The domestication and development of cattle has considerably impacted human societies, but the histories of cattle breeds and populations have been poorly understood especially for African, Asian, and American breeds. Using genotypes from 43,043 autosomal single nucleotide polymorphism markers scored in 1,543 animals, we evaluate the population structure of 134 domesticated bovid breeds. Regardless of the analytical method or sample subset, the three major groups of Asian indicine, Eurasian taurine, and African taurine were consistently observed. Patterns of geographic dispersal resulting from co-migration with humans and exportation are recognizable in phylogenetic networks. All analytical methods reveal patterns of hybridization which occurred after divergence. Using 19 breeds, we map the cline of indicine introgression into Africa. We infer that African taurine possess a large portion of wild African auroch ancestry, causing their divergence from Eurasian taurine. We detect exportation patterns in Asia and identify a cline of Eurasian taurine/indicine hybridization in Asia. We also identify the influence of species other than Bos taurus taurus and B. t. indicus in the formation of Asian breeds. We detect the pronounced influence of Shorthorn cattle in the formation of European breeds. Iberian and Italian cattle possess introgression from African taurine. American Criollo cattle originate from Iberia, and not directly from Africa with African ancestry inherited via Iberian ancestors. Indicine introgression into American cattle occurred in the Americas, and not Europe. We argue that cattle migration, movement and trading followed by admixture have been important forces in shaping modern bovine genomic variation.

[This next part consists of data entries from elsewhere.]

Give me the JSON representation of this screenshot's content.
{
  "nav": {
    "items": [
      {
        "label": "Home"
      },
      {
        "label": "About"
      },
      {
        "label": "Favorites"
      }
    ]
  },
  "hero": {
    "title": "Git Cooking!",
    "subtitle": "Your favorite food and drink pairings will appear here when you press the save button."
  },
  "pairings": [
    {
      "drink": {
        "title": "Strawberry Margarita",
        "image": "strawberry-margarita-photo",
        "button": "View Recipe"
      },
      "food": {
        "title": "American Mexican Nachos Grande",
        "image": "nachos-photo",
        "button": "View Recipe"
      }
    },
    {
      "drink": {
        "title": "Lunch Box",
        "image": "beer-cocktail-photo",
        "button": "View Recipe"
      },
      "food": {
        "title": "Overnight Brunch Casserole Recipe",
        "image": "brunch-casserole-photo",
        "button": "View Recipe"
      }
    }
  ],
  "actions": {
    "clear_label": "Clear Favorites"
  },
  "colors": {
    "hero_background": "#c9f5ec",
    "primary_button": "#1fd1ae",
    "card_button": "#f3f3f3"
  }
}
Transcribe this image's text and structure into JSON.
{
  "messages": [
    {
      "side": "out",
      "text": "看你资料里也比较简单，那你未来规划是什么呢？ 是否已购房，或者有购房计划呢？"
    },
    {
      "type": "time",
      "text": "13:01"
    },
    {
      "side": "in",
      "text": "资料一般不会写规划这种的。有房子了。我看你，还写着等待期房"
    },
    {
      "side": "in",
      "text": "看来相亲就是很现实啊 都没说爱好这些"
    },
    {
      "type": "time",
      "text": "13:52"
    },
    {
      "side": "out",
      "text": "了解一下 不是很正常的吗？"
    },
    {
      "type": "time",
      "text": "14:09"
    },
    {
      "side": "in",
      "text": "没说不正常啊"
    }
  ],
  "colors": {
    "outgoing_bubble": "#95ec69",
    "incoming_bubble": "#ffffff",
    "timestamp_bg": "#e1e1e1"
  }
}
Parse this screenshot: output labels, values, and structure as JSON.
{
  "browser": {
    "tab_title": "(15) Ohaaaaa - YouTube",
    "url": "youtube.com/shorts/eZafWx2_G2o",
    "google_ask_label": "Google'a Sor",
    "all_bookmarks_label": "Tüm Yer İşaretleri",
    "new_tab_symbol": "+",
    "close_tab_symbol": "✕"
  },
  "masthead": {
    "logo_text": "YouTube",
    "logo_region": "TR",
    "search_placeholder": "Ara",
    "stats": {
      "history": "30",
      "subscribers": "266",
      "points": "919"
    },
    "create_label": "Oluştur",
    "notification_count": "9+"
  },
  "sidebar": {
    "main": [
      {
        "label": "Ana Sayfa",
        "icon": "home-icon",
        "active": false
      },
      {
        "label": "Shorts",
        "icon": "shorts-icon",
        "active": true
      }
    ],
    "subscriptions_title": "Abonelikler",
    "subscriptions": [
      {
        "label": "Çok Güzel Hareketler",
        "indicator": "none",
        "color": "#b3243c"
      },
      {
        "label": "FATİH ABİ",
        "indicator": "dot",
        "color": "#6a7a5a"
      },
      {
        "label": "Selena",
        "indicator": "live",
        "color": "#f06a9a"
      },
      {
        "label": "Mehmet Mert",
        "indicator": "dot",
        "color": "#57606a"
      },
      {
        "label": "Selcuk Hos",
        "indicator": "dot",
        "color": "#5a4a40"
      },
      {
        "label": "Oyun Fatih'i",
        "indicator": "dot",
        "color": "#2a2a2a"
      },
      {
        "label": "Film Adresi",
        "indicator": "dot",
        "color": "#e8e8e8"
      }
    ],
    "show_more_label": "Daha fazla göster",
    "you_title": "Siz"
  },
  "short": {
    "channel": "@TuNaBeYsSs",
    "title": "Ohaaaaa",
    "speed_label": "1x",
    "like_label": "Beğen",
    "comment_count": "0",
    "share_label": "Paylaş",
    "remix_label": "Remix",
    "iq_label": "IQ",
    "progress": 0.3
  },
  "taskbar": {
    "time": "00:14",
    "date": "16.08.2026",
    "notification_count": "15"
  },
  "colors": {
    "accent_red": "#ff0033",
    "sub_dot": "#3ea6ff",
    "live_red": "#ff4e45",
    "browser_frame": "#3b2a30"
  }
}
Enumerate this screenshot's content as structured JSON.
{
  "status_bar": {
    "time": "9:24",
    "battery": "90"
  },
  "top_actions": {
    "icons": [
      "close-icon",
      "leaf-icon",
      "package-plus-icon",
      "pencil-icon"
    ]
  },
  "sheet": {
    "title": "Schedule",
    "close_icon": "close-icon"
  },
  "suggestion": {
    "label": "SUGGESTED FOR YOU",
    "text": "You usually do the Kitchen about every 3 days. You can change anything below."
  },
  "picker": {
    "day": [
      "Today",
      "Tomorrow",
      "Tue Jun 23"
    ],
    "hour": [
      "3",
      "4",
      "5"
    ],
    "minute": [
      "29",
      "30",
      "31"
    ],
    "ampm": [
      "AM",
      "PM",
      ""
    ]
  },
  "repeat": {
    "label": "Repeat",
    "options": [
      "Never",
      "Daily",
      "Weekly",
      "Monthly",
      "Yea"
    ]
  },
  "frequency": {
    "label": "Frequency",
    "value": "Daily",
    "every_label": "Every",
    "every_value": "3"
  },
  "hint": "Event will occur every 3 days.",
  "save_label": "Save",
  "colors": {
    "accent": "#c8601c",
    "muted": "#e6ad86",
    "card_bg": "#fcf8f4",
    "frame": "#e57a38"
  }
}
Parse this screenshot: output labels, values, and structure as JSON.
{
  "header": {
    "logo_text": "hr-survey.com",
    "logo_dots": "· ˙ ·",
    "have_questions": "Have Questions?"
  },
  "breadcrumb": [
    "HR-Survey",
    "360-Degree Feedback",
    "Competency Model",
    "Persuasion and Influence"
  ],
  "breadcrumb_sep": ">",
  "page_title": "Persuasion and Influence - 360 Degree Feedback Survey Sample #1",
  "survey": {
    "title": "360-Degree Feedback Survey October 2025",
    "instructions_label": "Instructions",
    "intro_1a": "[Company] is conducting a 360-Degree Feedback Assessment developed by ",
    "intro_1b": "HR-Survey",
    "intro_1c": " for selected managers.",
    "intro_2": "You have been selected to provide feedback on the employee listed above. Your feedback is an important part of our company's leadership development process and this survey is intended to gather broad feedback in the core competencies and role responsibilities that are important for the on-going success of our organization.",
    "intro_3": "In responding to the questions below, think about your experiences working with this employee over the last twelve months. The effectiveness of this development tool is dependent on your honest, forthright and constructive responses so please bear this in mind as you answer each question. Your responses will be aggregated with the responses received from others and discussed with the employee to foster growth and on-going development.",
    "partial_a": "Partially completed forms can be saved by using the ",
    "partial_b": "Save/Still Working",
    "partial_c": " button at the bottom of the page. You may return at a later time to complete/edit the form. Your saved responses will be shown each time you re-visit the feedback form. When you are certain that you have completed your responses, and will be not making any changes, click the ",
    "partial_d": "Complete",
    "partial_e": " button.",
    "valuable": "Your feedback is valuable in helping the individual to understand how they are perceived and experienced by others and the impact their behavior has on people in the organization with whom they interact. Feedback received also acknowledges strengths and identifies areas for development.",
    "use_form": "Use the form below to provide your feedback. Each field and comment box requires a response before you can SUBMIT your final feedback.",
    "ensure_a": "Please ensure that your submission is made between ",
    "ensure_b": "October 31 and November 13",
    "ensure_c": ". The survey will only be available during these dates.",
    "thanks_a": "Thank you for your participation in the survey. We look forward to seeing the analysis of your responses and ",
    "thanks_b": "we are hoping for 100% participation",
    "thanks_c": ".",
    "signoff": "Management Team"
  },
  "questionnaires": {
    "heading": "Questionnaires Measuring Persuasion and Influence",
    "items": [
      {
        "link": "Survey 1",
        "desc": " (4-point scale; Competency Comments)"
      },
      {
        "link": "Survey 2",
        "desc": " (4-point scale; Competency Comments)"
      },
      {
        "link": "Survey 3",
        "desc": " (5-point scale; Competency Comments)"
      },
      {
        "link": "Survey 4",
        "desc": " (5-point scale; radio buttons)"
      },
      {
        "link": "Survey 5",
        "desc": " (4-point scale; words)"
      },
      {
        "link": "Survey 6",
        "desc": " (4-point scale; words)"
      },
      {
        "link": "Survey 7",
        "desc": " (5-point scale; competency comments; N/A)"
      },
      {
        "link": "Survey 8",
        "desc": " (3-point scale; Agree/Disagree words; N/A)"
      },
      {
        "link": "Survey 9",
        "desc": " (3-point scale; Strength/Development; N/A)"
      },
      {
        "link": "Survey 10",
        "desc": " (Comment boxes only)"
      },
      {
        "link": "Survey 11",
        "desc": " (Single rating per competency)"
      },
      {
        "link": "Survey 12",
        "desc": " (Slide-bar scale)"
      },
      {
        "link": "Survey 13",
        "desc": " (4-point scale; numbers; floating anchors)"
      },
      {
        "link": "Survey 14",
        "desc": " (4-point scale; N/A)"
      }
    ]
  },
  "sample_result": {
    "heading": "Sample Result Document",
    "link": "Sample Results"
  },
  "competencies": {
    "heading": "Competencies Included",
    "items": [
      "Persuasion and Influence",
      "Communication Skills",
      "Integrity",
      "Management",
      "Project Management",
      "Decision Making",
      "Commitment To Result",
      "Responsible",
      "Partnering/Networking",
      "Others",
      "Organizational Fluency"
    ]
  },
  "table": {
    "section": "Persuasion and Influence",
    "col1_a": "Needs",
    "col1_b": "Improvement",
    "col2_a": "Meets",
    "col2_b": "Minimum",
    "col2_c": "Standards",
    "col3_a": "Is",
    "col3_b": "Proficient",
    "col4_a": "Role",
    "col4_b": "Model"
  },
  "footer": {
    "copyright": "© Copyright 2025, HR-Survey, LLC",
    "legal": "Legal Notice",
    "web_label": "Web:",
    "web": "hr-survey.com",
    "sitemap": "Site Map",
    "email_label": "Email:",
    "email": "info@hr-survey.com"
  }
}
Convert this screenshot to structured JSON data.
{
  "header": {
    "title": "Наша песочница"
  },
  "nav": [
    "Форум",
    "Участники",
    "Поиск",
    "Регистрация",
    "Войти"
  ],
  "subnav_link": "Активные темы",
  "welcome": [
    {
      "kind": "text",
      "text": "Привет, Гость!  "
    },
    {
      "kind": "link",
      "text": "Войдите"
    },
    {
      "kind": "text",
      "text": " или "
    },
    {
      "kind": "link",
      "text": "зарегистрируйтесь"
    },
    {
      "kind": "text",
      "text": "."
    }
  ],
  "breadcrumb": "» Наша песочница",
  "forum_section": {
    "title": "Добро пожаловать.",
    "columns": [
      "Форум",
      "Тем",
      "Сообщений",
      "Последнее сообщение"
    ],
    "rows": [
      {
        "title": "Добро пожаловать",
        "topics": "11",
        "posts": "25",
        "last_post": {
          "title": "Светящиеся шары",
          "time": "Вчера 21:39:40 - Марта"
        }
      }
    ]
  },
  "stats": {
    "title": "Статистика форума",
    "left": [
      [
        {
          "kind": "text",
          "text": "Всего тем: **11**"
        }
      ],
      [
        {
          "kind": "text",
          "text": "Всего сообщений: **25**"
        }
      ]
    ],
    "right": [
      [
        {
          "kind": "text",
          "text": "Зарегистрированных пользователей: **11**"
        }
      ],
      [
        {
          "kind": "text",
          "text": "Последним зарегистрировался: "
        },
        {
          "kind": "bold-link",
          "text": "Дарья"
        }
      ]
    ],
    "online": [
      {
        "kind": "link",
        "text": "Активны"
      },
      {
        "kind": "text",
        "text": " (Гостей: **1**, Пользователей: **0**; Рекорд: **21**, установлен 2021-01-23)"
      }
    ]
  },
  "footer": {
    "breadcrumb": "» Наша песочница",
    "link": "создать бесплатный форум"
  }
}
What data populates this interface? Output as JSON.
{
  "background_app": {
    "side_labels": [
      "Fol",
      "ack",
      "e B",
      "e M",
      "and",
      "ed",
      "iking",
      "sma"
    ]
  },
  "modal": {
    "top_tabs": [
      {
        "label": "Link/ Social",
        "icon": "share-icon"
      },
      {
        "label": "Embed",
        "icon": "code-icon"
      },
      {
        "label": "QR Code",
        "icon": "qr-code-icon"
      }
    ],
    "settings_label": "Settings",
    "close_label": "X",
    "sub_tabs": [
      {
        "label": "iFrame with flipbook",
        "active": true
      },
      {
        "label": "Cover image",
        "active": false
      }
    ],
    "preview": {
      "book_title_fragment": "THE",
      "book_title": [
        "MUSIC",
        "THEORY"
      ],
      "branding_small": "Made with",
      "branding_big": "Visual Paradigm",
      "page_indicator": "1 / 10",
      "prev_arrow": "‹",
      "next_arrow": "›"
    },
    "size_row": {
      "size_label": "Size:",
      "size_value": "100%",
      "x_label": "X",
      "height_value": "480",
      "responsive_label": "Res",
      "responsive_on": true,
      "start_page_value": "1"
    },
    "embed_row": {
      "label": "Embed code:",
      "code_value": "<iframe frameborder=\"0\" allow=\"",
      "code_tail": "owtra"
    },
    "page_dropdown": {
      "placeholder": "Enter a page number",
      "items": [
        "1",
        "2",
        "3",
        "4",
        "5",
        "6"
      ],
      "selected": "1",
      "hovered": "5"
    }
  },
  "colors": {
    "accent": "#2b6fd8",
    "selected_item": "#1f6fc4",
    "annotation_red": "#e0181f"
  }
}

The DNA of domesticated plants and animals contains information about how species were domesticated, exported, and bred by early farmers. Modern breeds were developed by lengthy and complex processes; however, our use of 134 breeds and new analytical models enabled us to reveal some of the processes that created modern cattle diversity. In Asia, Africa, North and South America, humpless ( Bos t. taurus or taurine) and humped ( Bos t. indicus or indicine) cattle were crossbred to produce hybrids adapted to the environment and local production systems. The history of Asian cattle involves the domestication and admixture of several species whereas African taurines arose through the introduction of domesticated Fertile Crescent taurines and their hybridization with wild African aurochs. African taurine genetic background is commonly observed among European Mediterranean breeds. The absence of indicine introgression within most European taurine breeds, but presence within three Italian breeds is consistent with at least two separate migration waves of cattle to Europe, one from the Middle East which captured taurines in which indicine introgression had already occurred and the second from western Africa into Spain with no indicine introgression. This second group seems to have radiated from Spain into the Mediterranean resulting in a cline of African taurine introgression into European taurines.